Metro Weekly

Love Bites: Men’s Shorts

Reel Affirmations 2008

Review by Sean Bugg

Rating: starstarstar (3 out of 5)
Saturday, 10/25/2008, 12:00 PM
Shorts presentation, $10 at Shakespeare Theatre’s Harman Center for the Arts

WE ALL KNOW that sometimes love hurts. What we don’t know is in exactly how many ways. This collection of shorts explains a few of them, though with a mixed rate of success.

Float (triangletriangletriangletriangle) takes place in the Bahamas, where a young white guy with obsessive-compulsive disorder, Jonny, is struggling to find himself as both an artist and a gay man. During a retreat at a beachfront home, he hooks up with the flirtatious and vivacious Romeo, who tries to split his affections between Jonny and a Juliet. A few nice moments in both setting and performance make Float a nice diversion, although a bit cliched.

Next up on the heartbreak world tour is Nazi Germany for My Little Boy (triangletriangletriangle), where a gay photographer decides to stay in Berlin despite the government’s increasing persecution of the burgeoning gay movement. Why stay? He has a boyfriend who, it so happens, is a brown-shirted member of the S.A. History students will recall the stories of homosexual S.A. commander Ernst Roehm and his fate, but you don’t need to be a history major to see what’s coming.

Now to Canada, where the young and beautiful French-Canadian teen Julien is on summer vacation with his family in Mirrors (triangletriangletriangle). Everyone from his parents to his friends to his gay neighbor is having lots of sex, except for Julien, who as a result is pensive and withdrawn. But in an exceedingly photogenic way that would totally play on Gossip Girl or something. Overall, Mirrors is odd, yet sweet.

Down south in New York City for Cabalerno (triangletriangletriangletriangletriangle), another pensive and pretty young teen is surreptitiously videotaping the object of his desire, a slightly older and smolderingly hot skateboarder. No dialogue to be found here, but the story is crystal clear.

Finally, somewhere in an American college dorm room, an Asian student and a professor are getting ready to get it on in Dissolution of Bodies (triangletriangle), if they can ever get finished with their interminable chatfest about postmodernism. It’s all very meta.

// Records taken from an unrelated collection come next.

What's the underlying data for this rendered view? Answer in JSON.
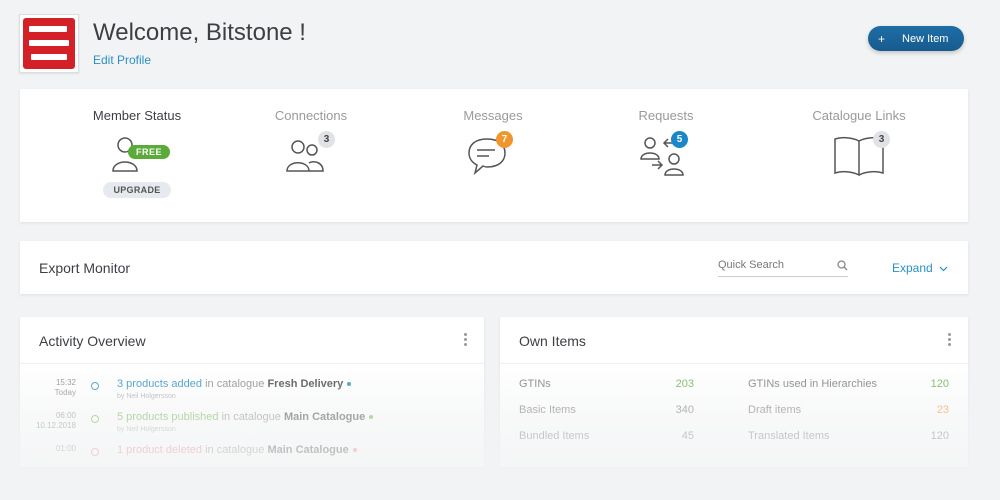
{
  "header": {
    "title": "Welcome, Bitstone !",
    "edit_profile": "Edit Profile",
    "new_item_plus": "+",
    "new_item_label": "New Item"
  },
  "status": {
    "items": [
      {
        "label": "Member Status",
        "badge": "FREE",
        "action": "UPGRADE"
      },
      {
        "label": "Connections",
        "badge": "3"
      },
      {
        "label": "Messages",
        "badge": "7"
      },
      {
        "label": "Requests",
        "badge": "5"
      },
      {
        "label": "Catalogue Links",
        "badge": "3"
      }
    ]
  },
  "export": {
    "title": "Export Monitor",
    "search_placeholder": "Quick Search",
    "expand": "Expand"
  },
  "activity": {
    "title": "Activity Overview",
    "entries": [
      {
        "time": "15:32",
        "day": "Today",
        "count": "3 products added",
        "mid": " in catalogue ",
        "catalogue": "Fresh Delivery",
        "by": "by Neil Holgersson"
      },
      {
        "time": "06:00",
        "day": "10.12.2018",
        "count": "5 products published",
        "mid": " in catalogue ",
        "catalogue": "Main Catalogue",
        "by": "by Neil Holgersson"
      },
      {
        "time": "01:00",
        "day": "",
        "count": "1 product deleted",
        "mid": " in catalogue ",
        "catalogue": "Main Catalogue",
        "by": ""
      }
    ]
  },
  "own": {
    "title": "Own Items",
    "left": [
      {
        "label": "GTINs",
        "value": "203"
      },
      {
        "label": "Basic Items",
        "value": "340"
      },
      {
        "label": "Bundled Items",
        "value": "45"
      }
    ],
    "right": [
      {
        "label": "GTINs used in Hierarchies",
        "value": "120"
      },
      {
        "label": "Draft items",
        "value": "23"
      },
      {
        "label": "Translated Items",
        "value": "120"
      }
    ]
  },
  "colors": {
    "accent_blue": "#2b8fc6",
    "green": "#6bb04a",
    "orange": "#f0962d",
    "brand_red": "#d42127"
  }
}
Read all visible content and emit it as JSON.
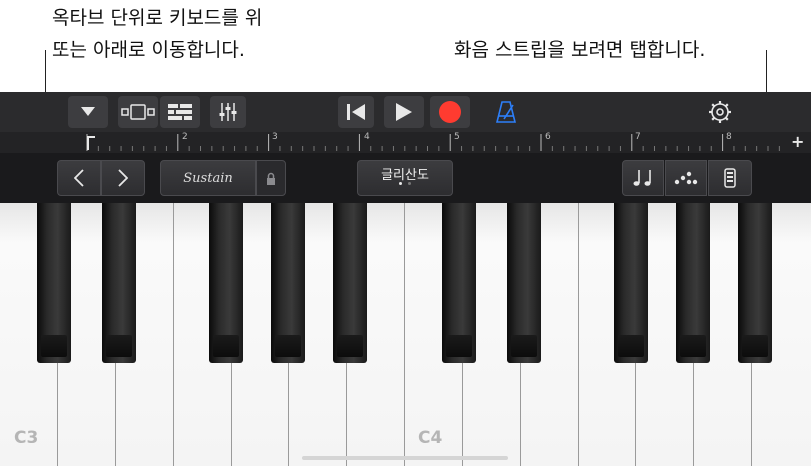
{
  "callouts": {
    "octave_line1": "옥타브 단위로 키보드를 위",
    "octave_line2": "또는 아래로 이동합니다.",
    "chord_strip": "화음 스트립을 보려면 탭합니다."
  },
  "control_bar": {
    "icons": [
      "dropdown-triangle-icon",
      "view-toggle-icon",
      "tracks-view-icon",
      "mixer-icon",
      "rewind-icon",
      "play-icon",
      "record-icon",
      "metronome-icon",
      "settings-gear-icon"
    ],
    "record_color": "#ff3b30",
    "metronome_color": "#2d7ff9"
  },
  "ruler": {
    "bars": [
      "2",
      "3",
      "4",
      "5",
      "6",
      "7",
      "8"
    ],
    "add_label": "+"
  },
  "keyboard_controls": {
    "octave_down_icon": "chevron-left-icon",
    "octave_up_icon": "chevron-right-icon",
    "sustain_label": "Sustain",
    "glissando_label": "글리산도",
    "right_icons": [
      "notes-icon",
      "arpeggiator-icon",
      "chord-strip-icon"
    ]
  },
  "keyboard": {
    "labels": {
      "c3": "C3",
      "c4": "C4"
    }
  }
}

Other stops on the Love Bites world tour include 41 Seconds, The Companionist, Love Hurts, and Benny’s Gym.

Please Support LGBTQ Journalism

As a free LGBTQ publication, Metro Weekly relies on advertising in order to bring you unique, high quality journalism, both online and in our weekly edition. The ongoing coronavirus pandemic has forced many of our incredible advertisers to temporarily close their doors to protect staff and customers, and so we’re asking you, our readers, to help support Metro Weekly during this trying period. We appreciate anything you can do, and please keep reading us on the website and our new Digital Edition, released every Thursday and available for online reading or download.

Love Bites: Men's Shorts
Image for Review
Sean Bugg is Editor Emeritus for Metro Weekly.

Leave a Comment:

Like What You're Reading?

Get Metro Weekly's Daily Email